=== EXERCISE REQUIREMENTS ===
Tally the lines in the data that follows that include the word "mask", and report nothing but the total.

********************

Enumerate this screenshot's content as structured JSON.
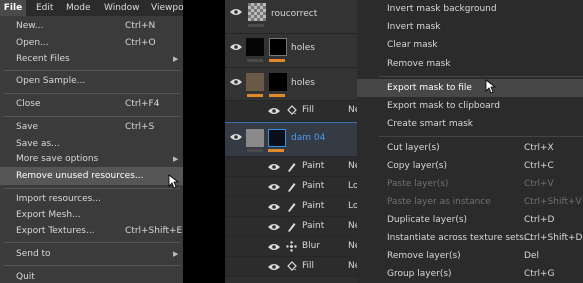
{
  "file_menu": {
    "menubar": [
      "File",
      "Edit",
      "Mode",
      "Window",
      "Viewpo"
    ],
    "items": [
      {
        "label": "New...",
        "shortcut": "Ctrl+N"
      },
      {
        "label": "Open...",
        "shortcut": "Ctrl+O"
      },
      {
        "label": "Recent Files",
        "shortcut": "",
        "submenu": "▶"
      },
      {
        "label": "Open Sample...",
        "shortcut": ""
      },
      {
        "label": "Close",
        "shortcut": "Ctrl+F4"
      },
      {
        "label": "Save",
        "shortcut": "Ctrl+S"
      },
      {
        "label": "Save as...",
        "shortcut": ""
      },
      {
        "label": "More save options",
        "shortcut": "",
        "submenu": "▶"
      },
      {
        "label": "Remove unused resources...",
        "shortcut": ""
      },
      {
        "label": "Import resources...",
        "shortcut": ""
      },
      {
        "label": "Export Mesh...",
        "shortcut": ""
      },
      {
        "label": "Export Textures...",
        "shortcut": "Ctrl+Shift+E"
      },
      {
        "label": "Send to",
        "shortcut": "",
        "submenu": "▶"
      },
      {
        "label": "Quit",
        "shortcut": ""
      }
    ]
  },
  "layers": {
    "top": [
      {
        "name": "roucorrect"
      },
      {
        "name": "holes"
      },
      {
        "name": "holes"
      }
    ],
    "fill_sub": {
      "name": "Fill",
      "extra": "Ne"
    },
    "group": {
      "name": "dam 04",
      "color": "#3a8fe0"
    },
    "effects": [
      {
        "icon": "brush-icon",
        "name": "Paint",
        "extra": "Ne"
      },
      {
        "icon": "brush-icon",
        "name": "Paint",
        "extra": "Lo"
      },
      {
        "icon": "brush-icon",
        "name": "Paint",
        "extra": "Lo"
      },
      {
        "icon": "brush-icon",
        "name": "Paint",
        "extra": "Ne"
      },
      {
        "icon": "blur-icon",
        "name": "Blur",
        "extra": "Ne"
      },
      {
        "icon": "fill-icon",
        "name": "Fill",
        "extra": "Ne"
      }
    ]
  },
  "context_menu": {
    "items": [
      {
        "label": "Invert mask background",
        "shortcut": ""
      },
      {
        "label": "Invert mask",
        "shortcut": ""
      },
      {
        "label": "Clear mask",
        "shortcut": ""
      },
      {
        "label": "Remove mask",
        "shortcut": ""
      },
      {
        "label": "Export mask to file",
        "shortcut": ""
      },
      {
        "label": "Export mask to clipboard",
        "shortcut": ""
      },
      {
        "label": "Create smart mask",
        "shortcut": ""
      },
      {
        "label": "Cut layer(s)",
        "shortcut": "Ctrl+X"
      },
      {
        "label": "Copy layer(s)",
        "shortcut": "Ctrl+C"
      },
      {
        "label": "Paste layer(s)",
        "shortcut": "Ctrl+V"
      },
      {
        "label": "Paste layer as instance",
        "shortcut": "Ctrl+Shift+V"
      },
      {
        "label": "Duplicate layer(s)",
        "shortcut": "Ctrl+D"
      },
      {
        "label": "Instantiate across texture sets...",
        "shortcut": "Ctrl+Shift+D"
      },
      {
        "label": "Remove layer(s)",
        "shortcut": "Del"
      },
      {
        "label": "Group layer(s)",
        "shortcut": "Ctrl+G"
      }
    ]
  },
  "colors": {
    "accent_orange": "#e08a2a",
    "selection_blue": "#3a8fe0"
  }
}
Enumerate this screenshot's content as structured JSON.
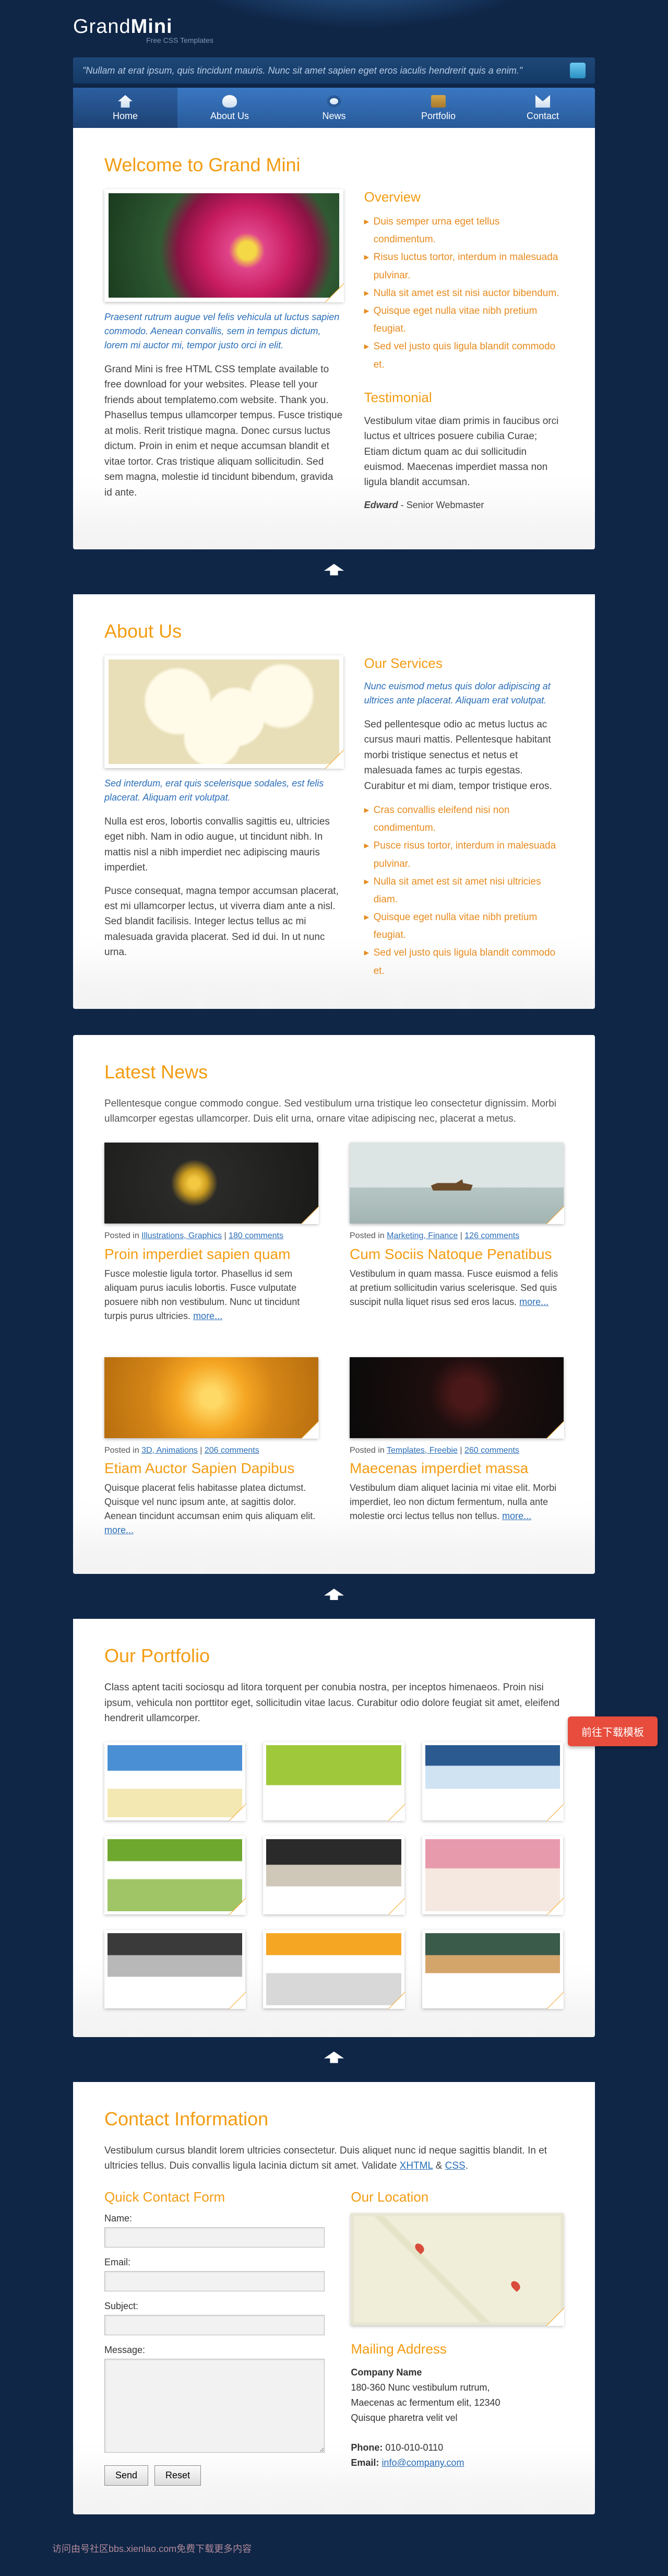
{
  "header": {
    "logo_a": "Grand",
    "logo_b": "Mini",
    "sub": "Free CSS Templates",
    "tagline": "\"Nullam at erat ipsum, quis tincidunt mauris. Nunc sit amet sapien eget eros iaculis hendrerit quis a enim.\""
  },
  "menu": [
    {
      "label": "Home"
    },
    {
      "label": "About Us"
    },
    {
      "label": "News"
    },
    {
      "label": "Portfolio"
    },
    {
      "label": "Contact"
    }
  ],
  "home": {
    "title": "Welcome to Grand Mini",
    "caption": "Praesent rutrum augue vel felis vehicula ut luctus sapien commodo. Aenean convallis, sem in tempus dictum, lorem mi auctor mi, tempor justo orci in elit.",
    "para": "Grand Mini is free HTML CSS template available to free download for your websites. Please tell your friends about templatemo.com website. Thank you. Phasellus tempus ullamcorper tempus. Fusce tristique at molis. Rerit tristique magna. Donec cursus luctus dictum. Proin in enim et neque accumsan blandit et vitae tortor. Cras tristique aliquam sollicitudin. Sed sem magna, molestie id tincidunt bibendum, gravida id ante.",
    "ov_title": "Overview",
    "ov_items": [
      "Duis semper urna eget tellus condimentum.",
      "Risus luctus tortor, interdum in malesuada pulvinar.",
      "Nulla sit amet est sit nisi auctor bibendum.",
      "Quisque eget nulla vitae nibh pretium feugiat.",
      "Sed vel justo quis ligula blandit commodo et."
    ],
    "tm_title": "Testimonial",
    "tm_text": "Vestibulum vitae diam primis in faucibus orci luctus et ultrices posuere cubilia Curae; Etiam dictum quam ac dui sollicitudin euismod. Maecenas imperdiet massa non ligula blandit accumsan.",
    "tm_author": "Edward",
    "tm_role": "- Senior Webmaster"
  },
  "about": {
    "title": "About Us",
    "caption": "Sed interdum, erat quis scelerisque sodales, est felis placerat. Aliquam erit volutpat.",
    "p1": "Nulla est eros, lobortis convallis sagittis eu, ultricies eget nibh. Nam in odio augue, ut tincidunt nibh. In mattis nisl a nibh imperdiet nec adipiscing mauris imperdiet.",
    "p2": "Pusce consequat, magna tempor accumsan placerat, est mi ullamcorper lectus, ut viverra diam ante a nisl. Sed blandit facilisis. Integer lectus tellus ac mi malesuada gravida placerat. Sed id dui. In ut nunc urna.",
    "sv_title": "Our Services",
    "sv_text": "Nunc euismod metus quis dolor adipiscing at ultrices ante placerat. Aliquam erat volutpat.",
    "sv_p": "Sed pellentesque odio ac metus luctus ac cursus mauri mattis. Pellentesque habitant morbi tristique senectus et netus et malesuada fames ac turpis egestas. Curabitur et mi diam, tempor tristique eros.",
    "sv_items": [
      "Cras convallis eleifend nisi non condimentum.",
      "Pusce risus tortor, interdum in malesuada pulvinar.",
      "Nulla sit amet est sit amet nisi ultricies diam.",
      "Quisque eget nulla vitae nibh pretium feugiat.",
      "Sed vel justo quis ligula blandit commodo et."
    ]
  },
  "news": {
    "title": "Latest News",
    "intro": "Pellentesque congue commodo congue. Sed vestibulum urna tristique leo consectetur dignissim. Morbi ullamcorper egestas ullamcorper. Duis elit urna, ornare vitae adipiscing nec, placerat a metus.",
    "items": [
      {
        "meta_a": "Posted in ",
        "cats": "Illustrations, Graphics",
        "cm": "180 comments",
        "h": "Proin imperdiet sapien quam",
        "body": "Fusce molestie ligula tortor. Phasellus id sem aliquam purus iaculis lobortis. Fusce vulputate posuere nibh non vestibulum. Nunc ut tincidunt turpis purus ultricies. ",
        "more": "more..."
      },
      {
        "meta_a": "Posted in ",
        "cats": "Marketing, Finance",
        "cm": "126 comments",
        "h": "Cum Sociis Natoque Penatibus",
        "body": "Vestibulum in quam massa. Fusce euismod a felis at pretium sollicitudin varius scelerisque. Sed quis suscipit nulla liquet risus sed eros lacus. ",
        "more": "more..."
      },
      {
        "meta_a": "Posted in ",
        "cats": "3D, Animations",
        "cm": "206 comments",
        "h": "Etiam Auctor Sapien Dapibus",
        "body": "Quisque placerat felis habitasse platea dictumst. Quisque vel nunc ipsum ante, at sagittis dolor. Aenean tincidunt accumsan enim quis aliquam elit. ",
        "more": "more..."
      },
      {
        "meta_a": "Posted in ",
        "cats": "Templates, Freebie",
        "cm": "260 comments",
        "h": "Maecenas imperdiet massa",
        "body": "Vestibulum diam aliquet lacinia mi vitae elit. Morbi imperdiet, leo non dictum fermentum, nulla ante molestie orci lectus tellus non tellus. ",
        "more": "more..."
      }
    ]
  },
  "port": {
    "title": "Our Portfolio",
    "intro": "Class aptent taciti sociosqu ad litora torquent per conubia nostra, per inceptos himenaeos. Proin nisi ipsum, vehicula non porttitor eget, sollicitudin vitae lacus. Curabitur odio dolore feugiat sit amet, eleifend hendrerit ullamcorper."
  },
  "contact": {
    "title": "Contact Information",
    "intro_a": "Vestibulum cursus blandit lorem ultricies consectetur. Duis aliquet nunc id neque sagittis blandit. In et ultricies tellus. Duis convallis ligula lacinia dictum sit amet. Validate ",
    "xhtml": "XHTML",
    "amp": " & ",
    "css": "CSS",
    "dot": ".",
    "form_h": "Quick Contact Form",
    "lbl_name": "Name:",
    "lbl_email": "Email:",
    "lbl_subject": "Subject:",
    "lbl_message": "Message:",
    "btn_send": "Send",
    "btn_reset": "Reset",
    "loc_h": "Our Location",
    "mail_h": "Mailing Address",
    "company": "Company Name",
    "a1": "180-360 Nunc vestibulum rutrum,",
    "a2": "Maecenas ac fermentum elit, 12340",
    "a3": "Quisque pharetra velit vel",
    "phone_l": "Phone:",
    "phone": "010-010-0110",
    "email_l": "Email:",
    "email": "info@company.com"
  },
  "red_btn": "前往下载模板",
  "bottom": "访问由号社区bbs.xienlao.com免费下载更多内容"
}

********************

=== YOUR RESPONSE ===
7